These folks can be classified into fact and theory groups.  Everybody is sensing sometimes and intuitive sometimes. Your preference for one or the other may be strong, moderate, or mild. To be effective as a learner and problem solver, you need to be able to function both ways. If you overemphasize intuition, you may miss important details or make careless mistakes in calculations or hands-on work; if you overemphasize sensing, you may rely too much on memorization and familiar methods and not concentrate enough on understanding and innovative thinking.  Read on to discover more.

Sensing Learners

  • Like facts and established methods of doing things
  • Good at memorizing detail
  • Patient
  • Good with facts
  • Prefer lab to lecture
  • Practical and careful
  • They are more apt to complain if material is on an exam that was not explicitly covered in class
  • They don’t want to see the material another way
  • Dislike surprises or twists to problems
  • Don’t like lectures without any connection to the real world
  • Dislikes abstract ideas and/or theory

Help Yourself

  • Connect problems to real world—use specific examples and applications
  • Organize facts into categories.
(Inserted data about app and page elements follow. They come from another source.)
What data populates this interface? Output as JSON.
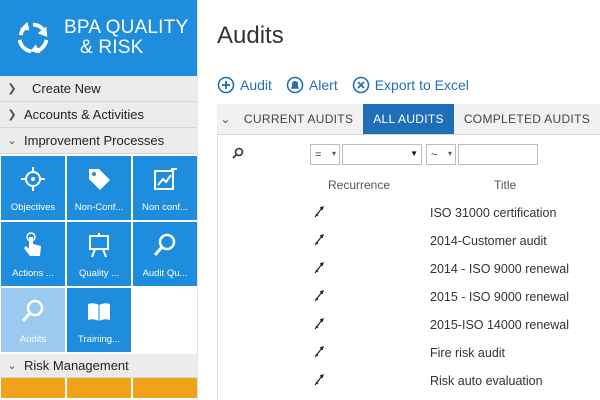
{
  "brand": {
    "line1": "BPA QUALITY",
    "line2": "& RISK"
  },
  "nav": {
    "create_new": "Create New",
    "accounts": "Accounts & Activities",
    "improvement": "Improvement Processes",
    "risk": "Risk Management"
  },
  "tiles": [
    {
      "label": "Objectives",
      "icon": "target-icon"
    },
    {
      "label": "Non-Conf...",
      "icon": "tag-icon"
    },
    {
      "label": "Non conf...",
      "icon": "edit-chart-icon"
    },
    {
      "label": "Actions ...",
      "icon": "hand-pointer-icon"
    },
    {
      "label": "Quality ...",
      "icon": "easel-icon"
    },
    {
      "label": "Audit Qu...",
      "icon": "magnifier-icon"
    },
    {
      "label": "Audits",
      "icon": "magnifier-icon",
      "selected": true
    },
    {
      "label": "Training...",
      "icon": "book-icon"
    }
  ],
  "page": {
    "title": "Audits"
  },
  "actions": {
    "audit": "Audit",
    "alert": "Alert",
    "export": "Export to Excel"
  },
  "tabs": [
    "CURRENT AUDITS",
    "ALL AUDITS",
    "COMPLETED AUDITS"
  ],
  "active_tab": "ALL AUDITS",
  "filters": {
    "operator1": "=",
    "operator2": "~",
    "value1": "",
    "value2": ""
  },
  "columns": {
    "recurrence": "Recurrence",
    "title": "Title"
  },
  "rows": [
    {
      "title": "ISO 31000 certification"
    },
    {
      "title": "2014-Customer audit"
    },
    {
      "title": "2014 - ISO 9000 renewal"
    },
    {
      "title": "2015 - ISO 9000 renewal"
    },
    {
      "title": "2015-ISO 14000 renewal"
    },
    {
      "title": "Fire risk audit"
    },
    {
      "title": "Risk auto evaluation"
    }
  ],
  "colors": {
    "brand_blue": "#1f8ddd",
    "tab_active": "#1f6fb8",
    "tile_selected": "#9cc9ef",
    "risk_orange": "#f0a31a"
  }
}
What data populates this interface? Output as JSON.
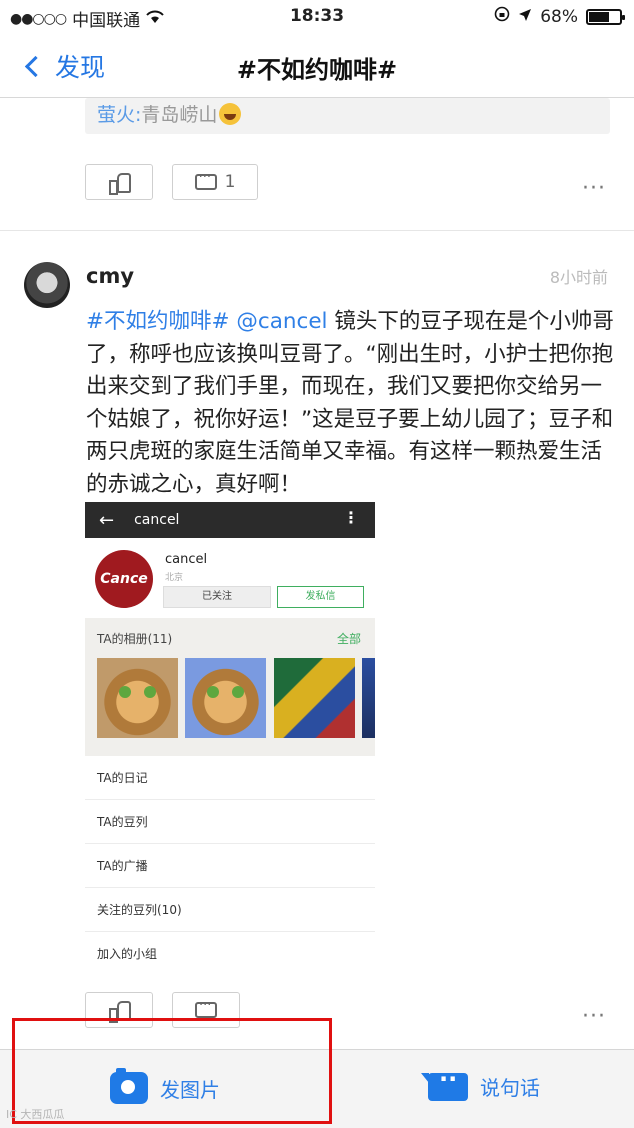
{
  "status_bar": {
    "signal": "●●○○○",
    "carrier": "中国联通",
    "time": "18:33",
    "battery_level": "68%",
    "battery_fraction": 0.68
  },
  "nav": {
    "back_label": "发现",
    "title": "#不如约咖啡#"
  },
  "prev_post": {
    "reply": {
      "user": "萤火:",
      "text": "青岛崂山"
    },
    "like_label": "",
    "comment_count": "1",
    "more_label": "···"
  },
  "post": {
    "username": "cmy",
    "time_ago": "8小时前",
    "tag": "#不如约咖啡#",
    "mention": "@cancel",
    "text": "镜头下的豆子现在是个小帅哥了，称呼也应该换叫豆哥了。“刚出生时，小护士把你抱出来交到了我们手里，而现在，我们又要把你交给另一个姑娘了，祝你好运！”这是豆子要上幼儿园了；豆子和两只虎斑的家庭生活简单又幸福。有这样一颗热爱生活的赤诚之心，真好啊！",
    "more_label": "···",
    "embed": {
      "bar_title": "cancel",
      "arrow": "←",
      "kebab": "⋮",
      "avatar_text": "Cance",
      "name": "cancel",
      "city": "北京",
      "follow_label": "已关注",
      "message_label": "发私信",
      "album_title": "TA的相册(11)",
      "album_all": "全部",
      "rows": [
        "TA的日记",
        "TA的豆列",
        "TA的广播",
        "关注的豆列(10)",
        "加入的小组"
      ]
    }
  },
  "toolbar": {
    "photo_label": "发图片",
    "say_label": "说句话"
  },
  "watermark": "IC 大西瓜瓜"
}
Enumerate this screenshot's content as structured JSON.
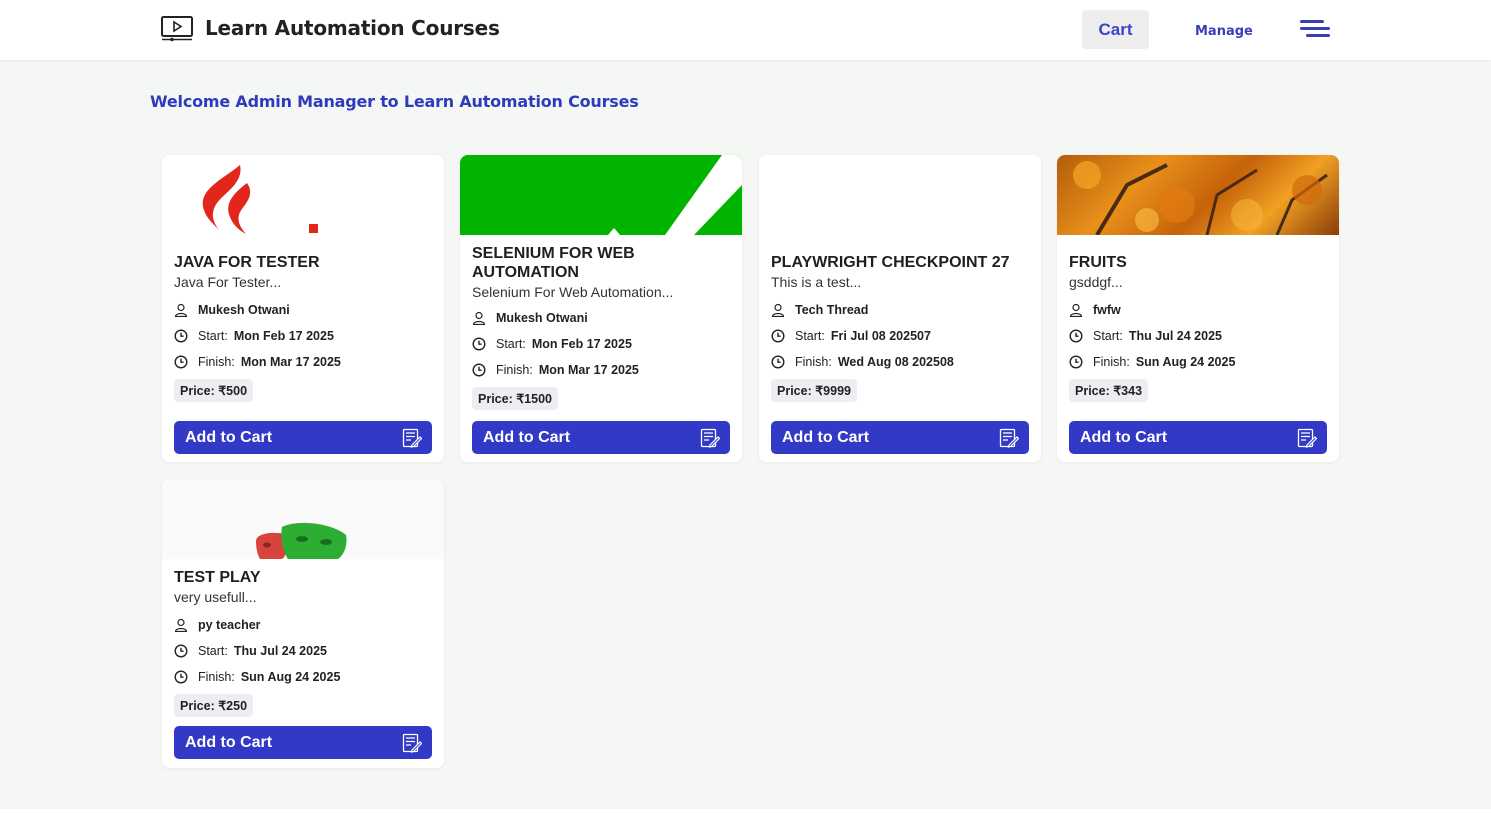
{
  "header": {
    "app_title": "Learn Automation Courses",
    "cart_label": "Cart",
    "manage_label": "Manage",
    "logo_icon": "video-screen-icon",
    "menu_icon": "hamburger-menu-icon"
  },
  "welcome_text": "Welcome Admin Manager to Learn Automation Courses",
  "colors": {
    "accent": "#3139c6",
    "link": "#2e3bbd"
  },
  "courses": [
    {
      "title": "JAVA FOR TESTER",
      "description": "Java For Tester...",
      "author": "Mukesh Otwani",
      "start_label": "Start:",
      "start": "Mon Feb 17 2025",
      "finish_label": "Finish:",
      "finish": "Mon Mar 17 2025",
      "price": "Price: ₹500",
      "button": "Add to Cart",
      "image": "java-logo"
    },
    {
      "title": "SELENIUM FOR WEB AUTOMATION",
      "description": "Selenium For Web Automation...",
      "author": "Mukesh Otwani",
      "start_label": "Start:",
      "start": "Mon Feb 17 2025",
      "finish_label": "Finish:",
      "finish": "Mon Mar 17 2025",
      "price": "Price: ₹1500",
      "button": "Add to Cart",
      "image": "selenium-logo"
    },
    {
      "title": "PLAYWRIGHT CHECKPOINT 27",
      "description": "This is a test...",
      "author": "Tech Thread",
      "start_label": "Start:",
      "start": "Fri Jul 08 202507",
      "finish_label": "Finish:",
      "finish": "Wed Aug 08 202508",
      "price": "Price: ₹9999",
      "button": "Add to Cart",
      "image": "blank"
    },
    {
      "title": "FRUITS",
      "description": "gsddgf...",
      "author": "fwfw",
      "start_label": "Start:",
      "start": "Thu Jul 24 2025",
      "finish_label": "Finish:",
      "finish": "Sun Aug 24 2025",
      "price": "Price: ₹343",
      "button": "Add to Cart",
      "image": "autumn-tree"
    },
    {
      "title": "TEST PLAY",
      "description": "very usefull...",
      "author": "py teacher",
      "start_label": "Start:",
      "start": "Thu Jul 24 2025",
      "finish_label": "Finish:",
      "finish": "Sun Aug 24 2025",
      "price": "Price: ₹250",
      "button": "Add to Cart",
      "image": "playwright-masks"
    }
  ]
}
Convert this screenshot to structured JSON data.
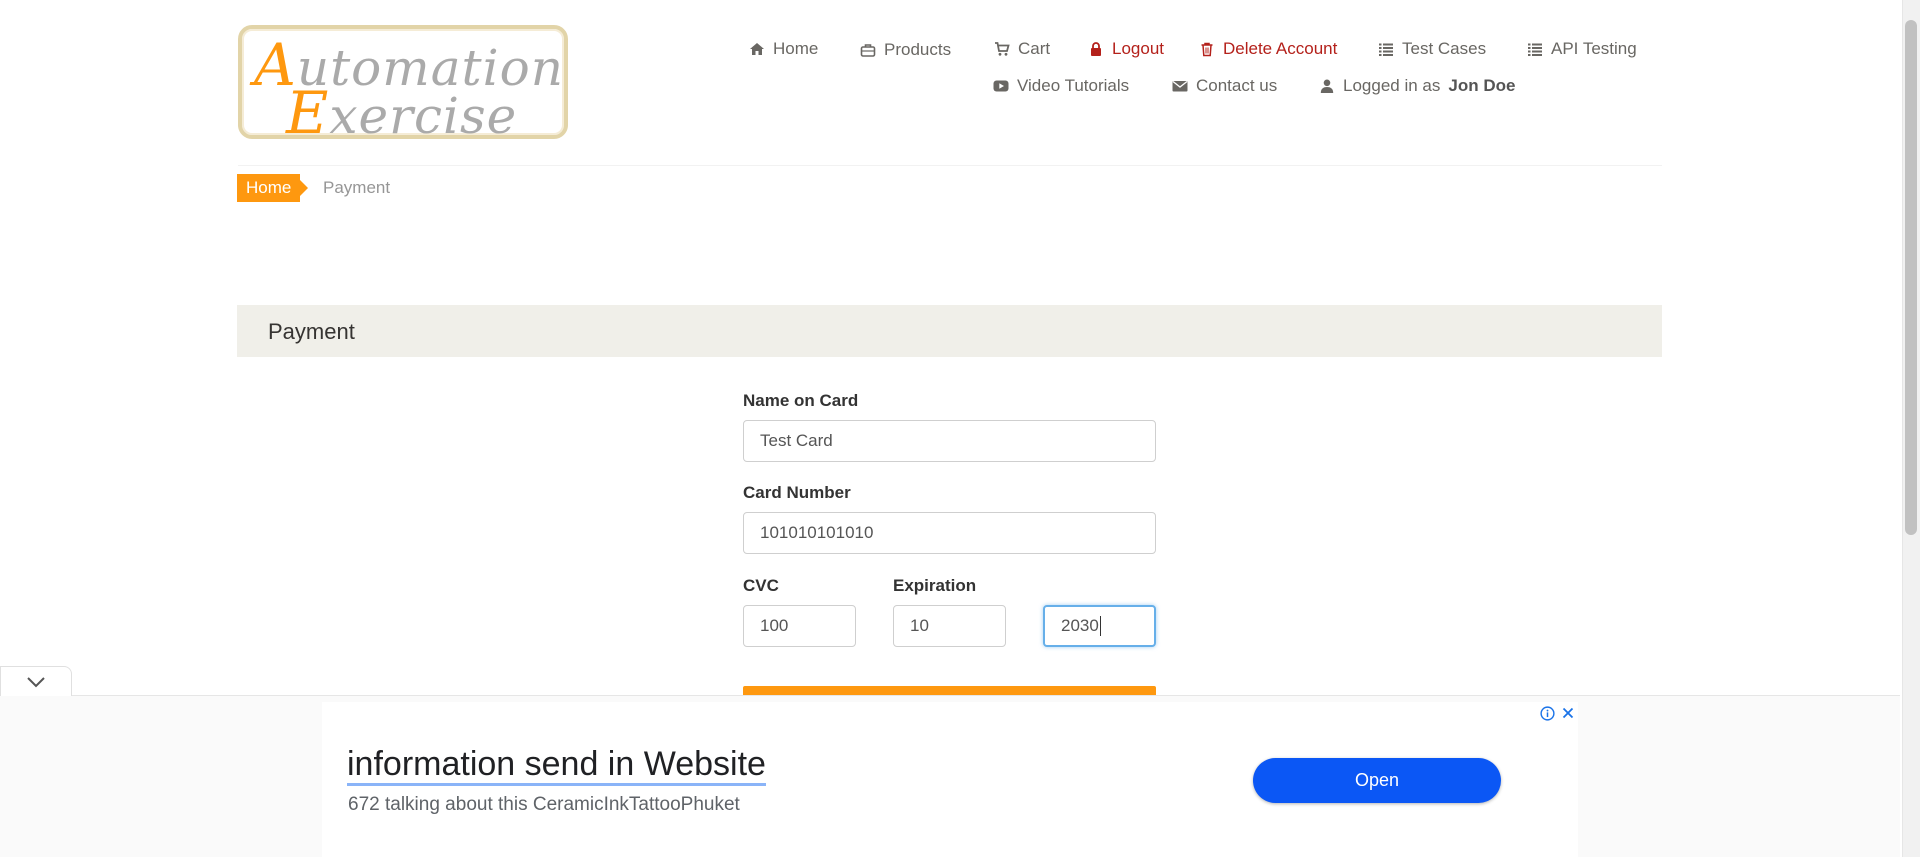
{
  "logo": {
    "line1_cap": "A",
    "line1_rest": "utomation",
    "line2_cap": "E",
    "line2_rest": "xercise"
  },
  "nav": {
    "home": "Home",
    "products": "Products",
    "cart": "Cart",
    "logout": "Logout",
    "delete_account": "Delete Account",
    "test_cases": "Test Cases",
    "api_testing": "API Testing",
    "video_tutorials": "Video Tutorials",
    "contact_us": "Contact us",
    "logged_in_prefix": "Logged in as",
    "username": "Jon Doe"
  },
  "breadcrumb": {
    "home": "Home",
    "current": "Payment"
  },
  "section_title": "Payment",
  "form": {
    "name_label": "Name on Card",
    "name_value": "Test Card",
    "card_label": "Card Number",
    "card_value": "101010101010",
    "cvc_label": "CVC",
    "cvc_value": "100",
    "expiration_label": "Expiration",
    "exp_month_value": "10",
    "exp_year_value": "2030"
  },
  "ad": {
    "title": "information send in Website",
    "subtitle": "672 talking about this CeramicInkTattooPhuket",
    "button": "Open"
  },
  "colors": {
    "accent": "#fe980f",
    "danger": "#b4211b",
    "ad_button": "#0b57f5"
  }
}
Try to tie them in to specific themes.
  • Outline information
  • Use algorithmic ways of doing things

 

Intuitive Learners

  • Like to discover new ways, methods, and possibilities for material
  • Dislike repetition
  • Like innovation
  • Don’t like “plug n’ chug” problems
  • Tend to work faster
  • Don’t do enough practice problems because they get bored doing them
  • Tend not to check their work, as they will get bored the second time through
  • Prefer lecture to lab
  • Good with concepts, like mathematical abstraction or formulas
  • Learn theories and concepts much faster and better than memorizing facts

Help Yourself

  • Read the entire question for homework, exams, and quizzes
  • Check for careless mistakes
  • Find theories to link facts together, making them easier to learn
  • Classify facts into separate subheadings thematically—outline